## TASK DESCRIPTION
The answer is all of the data repeated exactly, with each picture omitted.

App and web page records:
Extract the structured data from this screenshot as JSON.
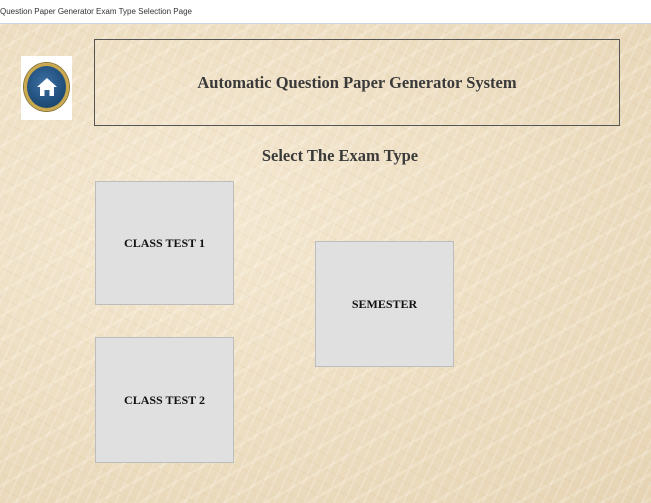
{
  "window": {
    "title": "Question Paper Generator Exam Type Selection Page"
  },
  "header": {
    "title": "Automatic Question Paper Generator System",
    "home_icon": "home-icon"
  },
  "main": {
    "prompt": "Select The Exam Type",
    "buttons": {
      "class_test_1": "CLASS TEST 1",
      "class_test_2": "CLASS TEST 2",
      "semester": "SEMESTER"
    }
  },
  "colors": {
    "background": "#efe1c6",
    "button_bg": "#e0e0e0",
    "badge_blue": "#23527f",
    "badge_gold": "#c9a84e"
  }
}
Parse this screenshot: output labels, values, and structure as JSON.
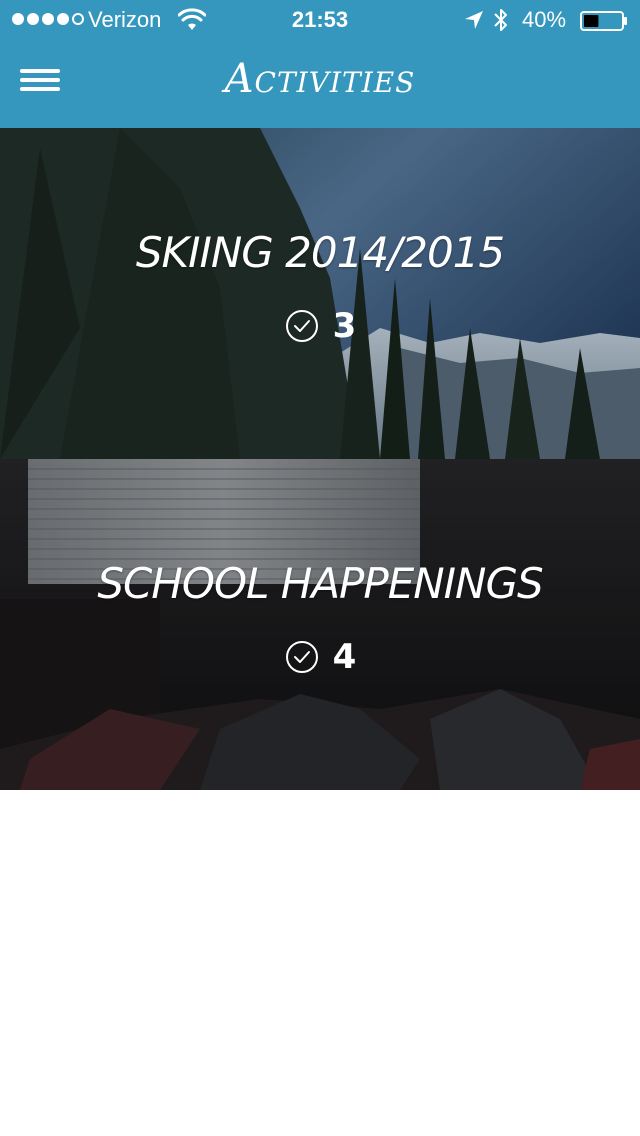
{
  "status_bar": {
    "carrier": "Verizon",
    "time": "21:53",
    "battery": "40%",
    "signal_icon": "signal-dots-icon",
    "wifi_icon": "wifi-icon",
    "location_icon": "location-arrow-icon",
    "bluetooth_icon": "bluetooth-icon",
    "battery_icon": "battery-icon",
    "battery_level": 0.4
  },
  "header": {
    "title": "Activities",
    "menu_icon": "hamburger-menu-icon",
    "color": "#3597bd"
  },
  "activities": [
    {
      "title": "SKIING 2014/2015",
      "count": "3",
      "icon": "check-circle-icon"
    },
    {
      "title": "SCHOOL HAPPENINGS",
      "count": "4",
      "icon": "check-circle-icon"
    }
  ]
}
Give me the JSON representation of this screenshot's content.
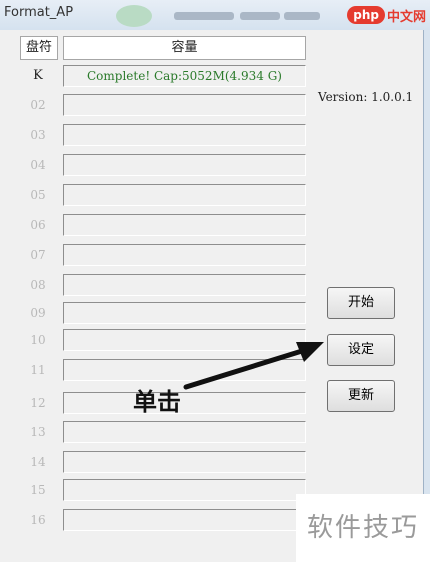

## TASK ANSWER
Extract the structured data from this screenshot as JSON.
{
  "window": {
    "title": "Question Paper Generator Exam Type Selection Page"
  },
  "header": {
    "title": "Automatic Question Paper Generator System",
    "home_icon": "home-icon"
  },
  "main": {
    "prompt": "Select The Exam Type",
    "buttons": {
      "class_test_1": "CLASS TEST 1",
      "class_test_2": "CLASS TEST 2",
      "semester": "SEMESTER"
    }
  },
  "colors": {
    "background": "#efe1c6",
    "button_bg": "#e0e0e0",
    "badge_blue": "#23527f",
    "badge_gold": "#c9a84e"
  }
}
Parse this screenshot: output labels, values, and structure as JSON.
{
  "status_bar": {
    "carrier": "Verizon",
    "time": "21:53",
    "battery": "40%",
    "signal_icon": "signal-dots-icon",
    "wifi_icon": "wifi-icon",
    "location_icon": "location-arrow-icon",
    "bluetooth_icon": "bluetooth-icon",
    "battery_icon": "battery-icon",
    "battery_level": 0.4
  },
  "header": {
    "title": "Activities",
    "menu_icon": "hamburger-menu-icon",
    "color": "#3597bd"
  },
  "activities": [
    {
      "title": "SKIING 2014/2015",
      "count": "3",
      "icon": "check-circle-icon"
    },
    {
      "title": "SCHOOL HAPPENINGS",
      "count": "4",
      "icon": "check-circle-icon"
    }
  ]
}
Give me the JSON representation of this screenshot's content.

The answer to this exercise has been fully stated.